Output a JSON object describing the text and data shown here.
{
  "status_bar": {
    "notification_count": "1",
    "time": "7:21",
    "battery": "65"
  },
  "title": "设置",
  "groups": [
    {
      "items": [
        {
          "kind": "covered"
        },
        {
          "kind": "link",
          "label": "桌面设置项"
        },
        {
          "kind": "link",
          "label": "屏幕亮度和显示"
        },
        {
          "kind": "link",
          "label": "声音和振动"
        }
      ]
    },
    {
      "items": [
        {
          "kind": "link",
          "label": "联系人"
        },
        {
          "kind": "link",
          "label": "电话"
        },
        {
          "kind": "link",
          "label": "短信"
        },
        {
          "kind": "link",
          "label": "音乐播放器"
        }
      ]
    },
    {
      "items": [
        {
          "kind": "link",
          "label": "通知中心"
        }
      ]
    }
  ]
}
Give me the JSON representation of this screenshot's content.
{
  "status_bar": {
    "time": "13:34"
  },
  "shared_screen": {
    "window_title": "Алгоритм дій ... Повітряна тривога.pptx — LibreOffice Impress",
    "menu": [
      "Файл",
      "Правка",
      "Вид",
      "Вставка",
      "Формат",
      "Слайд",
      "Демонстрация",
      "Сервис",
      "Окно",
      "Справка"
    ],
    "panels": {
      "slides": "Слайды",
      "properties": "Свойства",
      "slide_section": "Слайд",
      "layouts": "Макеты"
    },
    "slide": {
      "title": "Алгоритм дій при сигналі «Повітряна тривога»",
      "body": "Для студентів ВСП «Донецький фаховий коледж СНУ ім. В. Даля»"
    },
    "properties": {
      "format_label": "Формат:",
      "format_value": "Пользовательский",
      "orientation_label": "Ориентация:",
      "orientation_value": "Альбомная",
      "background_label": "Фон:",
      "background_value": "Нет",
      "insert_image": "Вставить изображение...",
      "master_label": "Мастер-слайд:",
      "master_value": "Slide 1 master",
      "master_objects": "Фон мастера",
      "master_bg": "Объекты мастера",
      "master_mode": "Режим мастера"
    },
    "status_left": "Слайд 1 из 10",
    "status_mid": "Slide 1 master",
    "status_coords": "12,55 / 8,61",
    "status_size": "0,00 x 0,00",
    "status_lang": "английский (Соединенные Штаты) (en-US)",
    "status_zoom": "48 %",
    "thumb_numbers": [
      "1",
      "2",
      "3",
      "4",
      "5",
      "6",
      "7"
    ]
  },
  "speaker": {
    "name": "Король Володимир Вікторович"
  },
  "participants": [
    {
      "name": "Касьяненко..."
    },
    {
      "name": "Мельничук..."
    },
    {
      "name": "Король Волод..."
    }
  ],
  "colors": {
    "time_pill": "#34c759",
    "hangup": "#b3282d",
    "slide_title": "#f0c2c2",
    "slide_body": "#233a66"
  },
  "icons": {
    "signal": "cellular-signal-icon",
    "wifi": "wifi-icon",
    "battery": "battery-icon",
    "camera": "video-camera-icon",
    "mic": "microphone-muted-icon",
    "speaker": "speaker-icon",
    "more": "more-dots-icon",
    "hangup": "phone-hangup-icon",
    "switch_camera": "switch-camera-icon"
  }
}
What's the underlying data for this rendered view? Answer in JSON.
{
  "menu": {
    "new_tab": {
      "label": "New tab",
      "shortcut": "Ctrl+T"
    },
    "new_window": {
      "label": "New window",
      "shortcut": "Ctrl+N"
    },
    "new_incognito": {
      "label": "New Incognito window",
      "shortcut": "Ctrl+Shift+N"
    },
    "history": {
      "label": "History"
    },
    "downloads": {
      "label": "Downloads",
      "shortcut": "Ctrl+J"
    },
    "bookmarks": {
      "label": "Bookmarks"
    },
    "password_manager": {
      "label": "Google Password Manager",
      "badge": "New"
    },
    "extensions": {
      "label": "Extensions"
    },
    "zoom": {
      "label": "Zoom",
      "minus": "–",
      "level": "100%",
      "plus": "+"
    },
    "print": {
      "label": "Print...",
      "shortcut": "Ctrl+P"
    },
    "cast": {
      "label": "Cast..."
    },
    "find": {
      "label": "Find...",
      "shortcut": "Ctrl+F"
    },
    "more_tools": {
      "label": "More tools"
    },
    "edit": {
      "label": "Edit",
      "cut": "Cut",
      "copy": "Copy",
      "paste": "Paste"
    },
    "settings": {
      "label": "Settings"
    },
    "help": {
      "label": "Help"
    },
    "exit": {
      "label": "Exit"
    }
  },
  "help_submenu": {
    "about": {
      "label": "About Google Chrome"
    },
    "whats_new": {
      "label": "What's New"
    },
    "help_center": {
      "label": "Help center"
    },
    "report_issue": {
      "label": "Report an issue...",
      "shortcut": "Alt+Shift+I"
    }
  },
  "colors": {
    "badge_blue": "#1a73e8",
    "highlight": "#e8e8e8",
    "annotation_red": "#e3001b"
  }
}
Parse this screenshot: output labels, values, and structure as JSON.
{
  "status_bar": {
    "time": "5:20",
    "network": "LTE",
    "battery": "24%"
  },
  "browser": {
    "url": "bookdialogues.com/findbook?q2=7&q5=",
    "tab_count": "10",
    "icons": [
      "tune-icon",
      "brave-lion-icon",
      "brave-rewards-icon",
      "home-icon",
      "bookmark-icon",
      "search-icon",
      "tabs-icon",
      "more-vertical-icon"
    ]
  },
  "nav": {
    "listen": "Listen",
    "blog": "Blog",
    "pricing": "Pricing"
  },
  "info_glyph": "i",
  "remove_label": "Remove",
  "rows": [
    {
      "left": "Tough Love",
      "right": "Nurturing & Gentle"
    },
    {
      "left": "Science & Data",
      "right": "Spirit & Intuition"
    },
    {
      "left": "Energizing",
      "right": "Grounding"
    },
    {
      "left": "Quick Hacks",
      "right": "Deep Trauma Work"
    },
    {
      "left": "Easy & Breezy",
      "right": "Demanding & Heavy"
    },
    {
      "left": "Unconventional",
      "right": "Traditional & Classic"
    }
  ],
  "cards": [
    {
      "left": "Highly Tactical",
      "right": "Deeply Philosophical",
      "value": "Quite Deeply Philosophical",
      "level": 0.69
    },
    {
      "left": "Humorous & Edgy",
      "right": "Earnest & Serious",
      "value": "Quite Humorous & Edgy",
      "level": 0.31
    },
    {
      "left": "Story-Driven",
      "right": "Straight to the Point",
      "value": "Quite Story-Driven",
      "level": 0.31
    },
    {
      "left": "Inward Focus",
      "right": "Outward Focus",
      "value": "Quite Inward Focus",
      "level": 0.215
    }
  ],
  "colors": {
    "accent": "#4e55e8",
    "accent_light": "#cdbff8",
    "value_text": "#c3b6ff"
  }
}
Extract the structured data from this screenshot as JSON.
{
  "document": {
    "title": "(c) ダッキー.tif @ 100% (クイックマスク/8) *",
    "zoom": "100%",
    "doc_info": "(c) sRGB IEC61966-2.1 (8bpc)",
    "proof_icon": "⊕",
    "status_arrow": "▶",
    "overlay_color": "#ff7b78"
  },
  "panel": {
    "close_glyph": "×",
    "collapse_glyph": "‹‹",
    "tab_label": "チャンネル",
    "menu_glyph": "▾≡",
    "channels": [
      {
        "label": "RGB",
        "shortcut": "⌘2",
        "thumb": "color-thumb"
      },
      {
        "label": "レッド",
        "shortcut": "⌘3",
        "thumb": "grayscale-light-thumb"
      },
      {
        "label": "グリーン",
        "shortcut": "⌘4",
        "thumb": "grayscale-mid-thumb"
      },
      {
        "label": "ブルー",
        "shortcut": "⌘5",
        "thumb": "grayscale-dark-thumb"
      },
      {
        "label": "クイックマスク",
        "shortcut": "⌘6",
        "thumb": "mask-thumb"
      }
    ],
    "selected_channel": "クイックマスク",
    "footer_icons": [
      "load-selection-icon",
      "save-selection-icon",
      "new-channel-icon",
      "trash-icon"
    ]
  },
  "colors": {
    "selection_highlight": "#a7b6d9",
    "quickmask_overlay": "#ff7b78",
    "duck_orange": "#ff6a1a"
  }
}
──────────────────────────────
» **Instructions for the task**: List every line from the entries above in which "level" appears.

» **Response**:
      "level": "100%",
      "level": 0.69
      "level": 0.31
      "level": 0.31
      "level": 0.215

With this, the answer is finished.